WORK INSTRUCTION
Output the full listing below, keeping each line exact.

THE DATA
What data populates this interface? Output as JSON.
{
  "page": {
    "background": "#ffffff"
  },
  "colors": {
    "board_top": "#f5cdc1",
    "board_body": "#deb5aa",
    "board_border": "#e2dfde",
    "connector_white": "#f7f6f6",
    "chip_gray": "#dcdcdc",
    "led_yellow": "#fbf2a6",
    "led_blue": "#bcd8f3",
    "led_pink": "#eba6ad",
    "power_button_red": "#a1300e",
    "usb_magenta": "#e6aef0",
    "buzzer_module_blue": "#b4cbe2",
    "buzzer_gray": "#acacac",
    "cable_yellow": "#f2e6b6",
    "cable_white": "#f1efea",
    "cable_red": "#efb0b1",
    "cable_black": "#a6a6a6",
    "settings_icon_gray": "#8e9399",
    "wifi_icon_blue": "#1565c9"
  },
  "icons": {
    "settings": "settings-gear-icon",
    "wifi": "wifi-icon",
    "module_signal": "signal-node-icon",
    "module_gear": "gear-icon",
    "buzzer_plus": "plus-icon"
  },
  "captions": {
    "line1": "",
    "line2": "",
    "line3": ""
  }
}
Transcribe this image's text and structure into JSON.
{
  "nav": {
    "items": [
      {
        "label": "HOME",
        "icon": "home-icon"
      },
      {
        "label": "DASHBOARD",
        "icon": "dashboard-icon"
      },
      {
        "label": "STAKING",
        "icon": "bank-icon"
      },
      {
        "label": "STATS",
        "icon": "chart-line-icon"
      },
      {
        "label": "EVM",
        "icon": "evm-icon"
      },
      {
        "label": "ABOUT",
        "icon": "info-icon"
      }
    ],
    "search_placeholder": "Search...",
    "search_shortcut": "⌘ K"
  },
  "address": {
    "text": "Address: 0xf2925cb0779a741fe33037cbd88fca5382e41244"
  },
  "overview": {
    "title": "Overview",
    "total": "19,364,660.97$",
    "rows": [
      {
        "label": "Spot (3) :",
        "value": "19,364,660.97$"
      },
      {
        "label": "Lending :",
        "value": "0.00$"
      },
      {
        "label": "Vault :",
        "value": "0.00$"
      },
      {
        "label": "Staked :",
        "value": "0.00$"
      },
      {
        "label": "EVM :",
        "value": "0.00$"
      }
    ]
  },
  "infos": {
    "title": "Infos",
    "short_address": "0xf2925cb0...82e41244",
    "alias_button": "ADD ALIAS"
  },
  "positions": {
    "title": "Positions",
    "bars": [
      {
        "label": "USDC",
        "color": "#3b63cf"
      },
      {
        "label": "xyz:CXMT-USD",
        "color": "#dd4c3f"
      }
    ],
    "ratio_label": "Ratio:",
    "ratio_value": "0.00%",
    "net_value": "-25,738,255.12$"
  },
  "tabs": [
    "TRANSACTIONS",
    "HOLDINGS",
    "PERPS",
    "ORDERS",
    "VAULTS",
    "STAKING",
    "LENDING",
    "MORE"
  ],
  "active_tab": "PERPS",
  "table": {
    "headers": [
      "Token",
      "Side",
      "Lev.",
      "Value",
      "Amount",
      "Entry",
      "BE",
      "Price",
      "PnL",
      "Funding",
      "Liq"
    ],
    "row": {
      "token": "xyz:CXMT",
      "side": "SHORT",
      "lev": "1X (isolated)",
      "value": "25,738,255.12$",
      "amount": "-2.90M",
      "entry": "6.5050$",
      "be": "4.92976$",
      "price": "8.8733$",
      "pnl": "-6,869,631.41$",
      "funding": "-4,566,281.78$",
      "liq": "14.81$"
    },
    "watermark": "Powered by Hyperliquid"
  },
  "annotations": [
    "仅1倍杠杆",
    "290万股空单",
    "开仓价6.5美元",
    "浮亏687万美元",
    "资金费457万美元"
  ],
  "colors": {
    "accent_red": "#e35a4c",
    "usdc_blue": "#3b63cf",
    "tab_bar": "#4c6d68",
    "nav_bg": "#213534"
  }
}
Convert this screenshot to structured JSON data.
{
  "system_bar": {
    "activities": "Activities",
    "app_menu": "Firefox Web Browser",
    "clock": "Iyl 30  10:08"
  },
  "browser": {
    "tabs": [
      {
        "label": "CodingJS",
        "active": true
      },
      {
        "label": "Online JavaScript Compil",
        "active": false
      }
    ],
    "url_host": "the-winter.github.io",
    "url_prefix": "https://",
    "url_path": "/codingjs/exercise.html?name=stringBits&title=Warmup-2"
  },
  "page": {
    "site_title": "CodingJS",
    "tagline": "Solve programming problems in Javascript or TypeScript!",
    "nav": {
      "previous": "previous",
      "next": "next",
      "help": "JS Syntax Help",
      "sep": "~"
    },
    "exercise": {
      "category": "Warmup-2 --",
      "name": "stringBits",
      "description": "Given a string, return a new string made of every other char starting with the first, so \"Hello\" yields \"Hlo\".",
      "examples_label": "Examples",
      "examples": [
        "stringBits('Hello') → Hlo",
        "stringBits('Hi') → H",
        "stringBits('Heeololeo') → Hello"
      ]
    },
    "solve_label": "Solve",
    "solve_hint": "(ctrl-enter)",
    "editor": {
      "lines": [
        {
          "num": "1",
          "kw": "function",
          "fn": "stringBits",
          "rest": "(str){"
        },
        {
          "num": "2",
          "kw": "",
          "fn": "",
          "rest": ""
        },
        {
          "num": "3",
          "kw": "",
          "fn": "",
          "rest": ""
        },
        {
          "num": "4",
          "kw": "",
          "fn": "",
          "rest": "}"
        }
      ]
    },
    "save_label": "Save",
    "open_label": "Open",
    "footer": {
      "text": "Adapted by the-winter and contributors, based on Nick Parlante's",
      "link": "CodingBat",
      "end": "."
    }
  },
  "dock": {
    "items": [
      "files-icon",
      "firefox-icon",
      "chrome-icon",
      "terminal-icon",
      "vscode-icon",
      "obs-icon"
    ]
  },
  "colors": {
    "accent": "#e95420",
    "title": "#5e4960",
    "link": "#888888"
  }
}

TASK SOLUTION
What data populates this interface? Output as JSON.
{
  "page": {
    "background": "#ffffff"
  },
  "colors": {
    "board_top": "#f5cdc1",
    "board_body": "#deb5aa",
    "board_border": "#e2dfde",
    "connector_white": "#f7f6f6",
    "chip_gray": "#dcdcdc",
    "led_yellow": "#fbf2a6",
    "led_blue": "#bcd8f3",
    "led_pink": "#eba6ad",
    "power_button_red": "#a1300e",
    "usb_magenta": "#e6aef0",
    "buzzer_module_blue": "#b4cbe2",
    "buzzer_gray": "#acacac",
    "cable_yellow": "#f2e6b6",
    "cable_white": "#f1efea",
    "cable_red": "#efb0b1",
    "cable_black": "#a6a6a6",
    "settings_icon_gray": "#8e9399",
    "wifi_icon_blue": "#1565c9"
  },
  "icons": {
    "settings": "settings-gear-icon",
    "wifi": "wifi-icon",
    "module_signal": "signal-node-icon",
    "module_gear": "gear-icon",
    "buzzer_plus": "plus-icon"
  },
  "captions": {
    "line1": "",
    "line2": "",
    "line3": ""
  }
}
Transcribe this image's text and structure into JSON.
{
  "nav": {
    "items": [
      {
        "label": "HOME",
        "icon": "home-icon"
      },
      {
        "label": "DASHBOARD",
        "icon": "dashboard-icon"
      },
      {
        "label": "STAKING",
        "icon": "bank-icon"
      },
      {
        "label": "STATS",
        "icon": "chart-line-icon"
      },
      {
        "label": "EVM",
        "icon": "evm-icon"
      },
      {
        "label": "ABOUT",
        "icon": "info-icon"
      }
    ],
    "search_placeholder": "Search...",
    "search_shortcut": "⌘ K"
  },
  "address": {
    "text": "Address: 0xf2925cb0779a741fe33037cbd88fca5382e41244"
  },
  "overview": {
    "title": "Overview",
    "total": "19,364,660.97$",
    "rows": [
      {
        "label": "Spot (3) :",
        "value": "19,364,660.97$"
      },
      {
        "label": "Lending :",
        "value": "0.00$"
      },
      {
        "label": "Vault :",
        "value": "0.00$"
      },
      {
        "label": "Staked :",
        "value": "0.00$"
      },
      {
        "label": "EVM :",
        "value": "0.00$"
      }
    ]
  },
  "infos": {
    "title": "Infos",
    "short_address": "0xf2925cb0...82e41244",
    "alias_button": "ADD ALIAS"
  },
  "positions": {
    "title": "Positions",
    "bars": [
      {
        "label": "USDC",
        "color": "#3b63cf"
      },
      {
        "label": "xyz:CXMT-USD",
        "color": "#dd4c3f"
      }
    ],
    "ratio_label": "Ratio:",
    "ratio_value": "0.00%",
    "net_value": "-25,738,255.12$"
  },
  "tabs": [
    "TRANSACTIONS",
    "HOLDINGS",
    "PERPS",
    "ORDERS",
    "VAULTS",
    "STAKING",
    "LENDING",
    "MORE"
  ],
  "active_tab": "PERPS",
  "table": {
    "headers": [
      "Token",
      "Side",
      "Lev.",
      "Value",
      "Amount",
      "Entry",
      "BE",
      "Price",
      "PnL",
      "Funding",
      "Liq"
    ],
    "row": {
      "token": "xyz:CXMT",
      "side": "SHORT",
      "lev": "1X (isolated)",
      "value": "25,738,255.12$",
      "amount": "-2.90M",
      "entry": "6.5050$",
      "be": "4.92976$",
      "price": "8.8733$",
      "pnl": "-6,869,631.41$",
      "funding": "-4,566,281.78$",
      "liq": "14.81$"
    },
    "watermark": "Powered by Hyperliquid"
  },
  "annotations": [
    "仅1倍杠杆",
    "290万股空单",
    "开仓价6.5美元",
    "浮亏687万美元",
    "资金费457万美元"
  ],
  "colors": {
    "accent_red": "#e35a4c",
    "usdc_blue": "#3b63cf",
    "tab_bar": "#4c6d68",
    "nav_bg": "#213534"
  }
}
Convert this screenshot to structured JSON data.
{
  "system_bar": {
    "activities": "Activities",
    "app_menu": "Firefox Web Browser",
    "clock": "Iyl 30  10:08"
  },
  "browser": {
    "tabs": [
      {
        "label": "CodingJS",
        "active": true
      },
      {
        "label": "Online JavaScript Compil",
        "active": false
      }
    ],
    "url_host": "the-winter.github.io",
    "url_prefix": "https://",
    "url_path": "/codingjs/exercise.html?name=stringBits&title=Warmup-2"
  },
  "page": {
    "site_title": "CodingJS",
    "tagline": "Solve programming problems in Javascript or TypeScript!",
    "nav": {
      "previous": "previous",
      "next": "next",
      "help": "JS Syntax Help",
      "sep": "~"
    },
    "exercise": {
      "category": "Warmup-2 --",
      "name": "stringBits",
      "description": "Given a string, return a new string made of every other char starting with the first, so \"Hello\" yields \"Hlo\".",
      "examples_label": "Examples",
      "examples": [
        "stringBits('Hello') → Hlo",
        "stringBits('Hi') → H",
        "stringBits('Heeololeo') → Hello"
      ]
    },
    "solve_label": "Solve",
    "solve_hint": "(ctrl-enter)",
    "editor": {
      "lines": [
        {
          "num": "1",
          "kw": "function",
          "fn": "stringBits",
          "rest": "(str){"
        },
        {
          "num": "2",
          "kw": "",
          "fn": "",
          "rest": ""
        },
        {
          "num": "3",
          "kw": "",
          "fn": "",
          "rest": ""
        },
        {
          "num": "4",
          "kw": "",
          "fn": "",
          "rest": "}"
        }
      ]
    },
    "save_label": "Save",
    "open_label": "Open",
    "footer": {
      "text": "Adapted by the-winter and contributors, based on Nick Parlante's",
      "link": "CodingBat",
      "end": "."
    }
  },
  "dock": {
    "items": [
      "files-icon",
      "firefox-icon",
      "chrome-icon",
      "terminal-icon",
      "vscode-icon",
      "obs-icon"
    ]
  },
  "colors": {
    "accent": "#e95420",
    "title": "#5e4960",
    "link": "#888888"
  }
}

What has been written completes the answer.